(Data entries)
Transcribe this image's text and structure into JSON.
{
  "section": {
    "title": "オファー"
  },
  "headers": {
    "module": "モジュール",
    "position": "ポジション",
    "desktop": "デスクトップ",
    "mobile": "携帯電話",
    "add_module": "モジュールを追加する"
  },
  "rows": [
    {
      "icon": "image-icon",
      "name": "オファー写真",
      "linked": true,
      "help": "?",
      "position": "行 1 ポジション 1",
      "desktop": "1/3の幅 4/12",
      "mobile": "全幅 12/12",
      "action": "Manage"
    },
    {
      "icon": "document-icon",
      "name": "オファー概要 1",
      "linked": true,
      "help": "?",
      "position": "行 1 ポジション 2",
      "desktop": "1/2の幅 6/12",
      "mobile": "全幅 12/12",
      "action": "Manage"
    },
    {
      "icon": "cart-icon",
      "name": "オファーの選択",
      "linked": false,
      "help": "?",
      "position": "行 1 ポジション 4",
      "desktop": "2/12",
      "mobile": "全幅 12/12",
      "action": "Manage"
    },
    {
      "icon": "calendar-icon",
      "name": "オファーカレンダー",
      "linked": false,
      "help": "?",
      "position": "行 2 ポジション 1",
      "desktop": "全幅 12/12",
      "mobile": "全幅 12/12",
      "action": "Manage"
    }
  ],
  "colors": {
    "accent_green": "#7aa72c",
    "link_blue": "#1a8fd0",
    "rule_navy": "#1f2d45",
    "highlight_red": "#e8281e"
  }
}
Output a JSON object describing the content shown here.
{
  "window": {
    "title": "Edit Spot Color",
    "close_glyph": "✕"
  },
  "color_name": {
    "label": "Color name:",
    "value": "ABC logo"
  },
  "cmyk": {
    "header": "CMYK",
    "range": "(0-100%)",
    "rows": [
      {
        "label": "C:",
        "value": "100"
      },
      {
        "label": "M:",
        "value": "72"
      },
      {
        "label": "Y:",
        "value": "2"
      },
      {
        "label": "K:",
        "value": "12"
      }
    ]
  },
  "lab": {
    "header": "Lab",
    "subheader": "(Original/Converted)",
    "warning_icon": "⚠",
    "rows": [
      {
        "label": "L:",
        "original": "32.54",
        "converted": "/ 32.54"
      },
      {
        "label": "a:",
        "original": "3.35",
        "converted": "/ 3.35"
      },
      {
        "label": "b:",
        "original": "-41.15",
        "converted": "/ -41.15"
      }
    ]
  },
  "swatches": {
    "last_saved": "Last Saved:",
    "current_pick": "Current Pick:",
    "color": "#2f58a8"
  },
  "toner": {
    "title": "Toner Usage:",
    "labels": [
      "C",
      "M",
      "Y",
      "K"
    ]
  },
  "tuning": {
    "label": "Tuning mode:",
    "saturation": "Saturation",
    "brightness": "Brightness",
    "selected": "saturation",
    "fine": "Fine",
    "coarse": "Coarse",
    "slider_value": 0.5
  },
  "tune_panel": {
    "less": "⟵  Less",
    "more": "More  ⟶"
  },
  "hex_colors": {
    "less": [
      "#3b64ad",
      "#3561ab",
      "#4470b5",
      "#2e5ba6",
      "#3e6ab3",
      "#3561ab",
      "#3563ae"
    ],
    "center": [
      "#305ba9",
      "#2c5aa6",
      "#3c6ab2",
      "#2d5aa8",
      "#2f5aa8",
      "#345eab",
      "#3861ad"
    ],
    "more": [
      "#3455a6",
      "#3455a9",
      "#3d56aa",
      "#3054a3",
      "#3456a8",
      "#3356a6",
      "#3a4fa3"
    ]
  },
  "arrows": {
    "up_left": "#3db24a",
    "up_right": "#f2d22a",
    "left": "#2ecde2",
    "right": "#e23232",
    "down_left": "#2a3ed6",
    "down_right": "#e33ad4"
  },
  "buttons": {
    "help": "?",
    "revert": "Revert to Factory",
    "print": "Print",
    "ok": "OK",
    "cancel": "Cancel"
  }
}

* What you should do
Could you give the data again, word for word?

* Answer below
Transcribe this image's text and structure into JSON.
{
  "section": {
    "title": "オファー"
  },
  "headers": {
    "module": "モジュール",
    "position": "ポジション",
    "desktop": "デスクトップ",
    "mobile": "携帯電話",
    "add_module": "モジュールを追加する"
  },
  "rows": [
    {
      "icon": "image-icon",
      "name": "オファー写真",
      "linked": true,
      "help": "?",
      "position": "行 1 ポジション 1",
      "desktop": "1/3の幅 4/12",
      "mobile": "全幅 12/12",
      "action": "Manage"
    },
    {
      "icon": "document-icon",
      "name": "オファー概要 1",
      "linked": true,
      "help": "?",
      "position": "行 1 ポジション 2",
      "desktop": "1/2の幅 6/12",
      "mobile": "全幅 12/12",
      "action": "Manage"
    },
    {
      "icon": "cart-icon",
      "name": "オファーの選択",
      "linked": false,
      "help": "?",
      "position": "行 1 ポジション 4",
      "desktop": "2/12",
      "mobile": "全幅 12/12",
      "action": "Manage"
    },
    {
      "icon": "calendar-icon",
      "name": "オファーカレンダー",
      "linked": false,
      "help": "?",
      "position": "行 2 ポジション 1",
      "desktop": "全幅 12/12",
      "mobile": "全幅 12/12",
      "action": "Manage"
    }
  ],
  "colors": {
    "accent_green": "#7aa72c",
    "link_blue": "#1a8fd0",
    "rule_navy": "#1f2d45",
    "highlight_red": "#e8281e"
  }
}
Output a JSON object describing the content shown here.
{
  "window": {
    "title": "Edit Spot Color",
    "close_glyph": "✕"
  },
  "color_name": {
    "label": "Color name:",
    "value": "ABC logo"
  },
  "cmyk": {
    "header": "CMYK",
    "range": "(0-100%)",
    "rows": [
      {
        "label": "C:",
        "value": "100"
      },
      {
        "label": "M:",
        "value": "72"
      },
      {
        "label": "Y:",
        "value": "2"
      },
      {
        "label": "K:",
        "value": "12"
      }
    ]
  },
  "lab": {
    "header": "Lab",
    "subheader": "(Original/Converted)",
    "warning_icon": "⚠",
    "rows": [
      {
        "label": "L:",
        "original": "32.54",
        "converted": "/ 32.54"
      },
      {
        "label": "a:",
        "original": "3.35",
        "converted": "/ 3.35"
      },
      {
        "label": "b:",
        "original": "-41.15",
        "converted": "/ -41.15"
      }
    ]
  },
  "swatches": {
    "last_saved": "Last Saved:",
    "current_pick": "Current Pick:",
    "color": "#2f58a8"
  },
  "toner": {
    "title": "Toner Usage:",
    "labels": [
      "C",
      "M",
      "Y",
      "K"
    ]
  },
  "tuning": {
    "label": "Tuning mode:",
    "saturation": "Saturation",
    "brightness": "Brightness",
    "selected": "saturation",
    "fine": "Fine",
    "coarse": "Coarse",
    "slider_value": 0.5
  },
  "tune_panel": {
    "less": "⟵  Less",
    "more": "More  ⟶"
  },
  "hex_colors": {
    "less": [
      "#3b64ad",
      "#3561ab",
      "#4470b5",
      "#2e5ba6",
      "#3e6ab3",
      "#3561ab",
      "#3563ae"
    ],
    "center": [
      "#305ba9",
      "#2c5aa6",
      "#3c6ab2",
      "#2d5aa8",
      "#2f5aa8",
      "#345eab",
      "#3861ad"
    ],
    "more": [
      "#3455a6",
      "#3455a9",
      "#3d56aa",
      "#3054a3",
      "#3456a8",
      "#3356a6",
      "#3a4fa3"
    ]
  },
  "arrows": {
    "up_left": "#3db24a",
    "up_right": "#f2d22a",
    "left": "#2ecde2",
    "right": "#e23232",
    "down_left": "#2a3ed6",
    "down_right": "#e33ad4"
  },
  "buttons": {
    "help": "?",
    "revert": "Revert to Factory",
    "print": "Print",
    "ok": "OK",
    "cancel": "Cancel"
  }
}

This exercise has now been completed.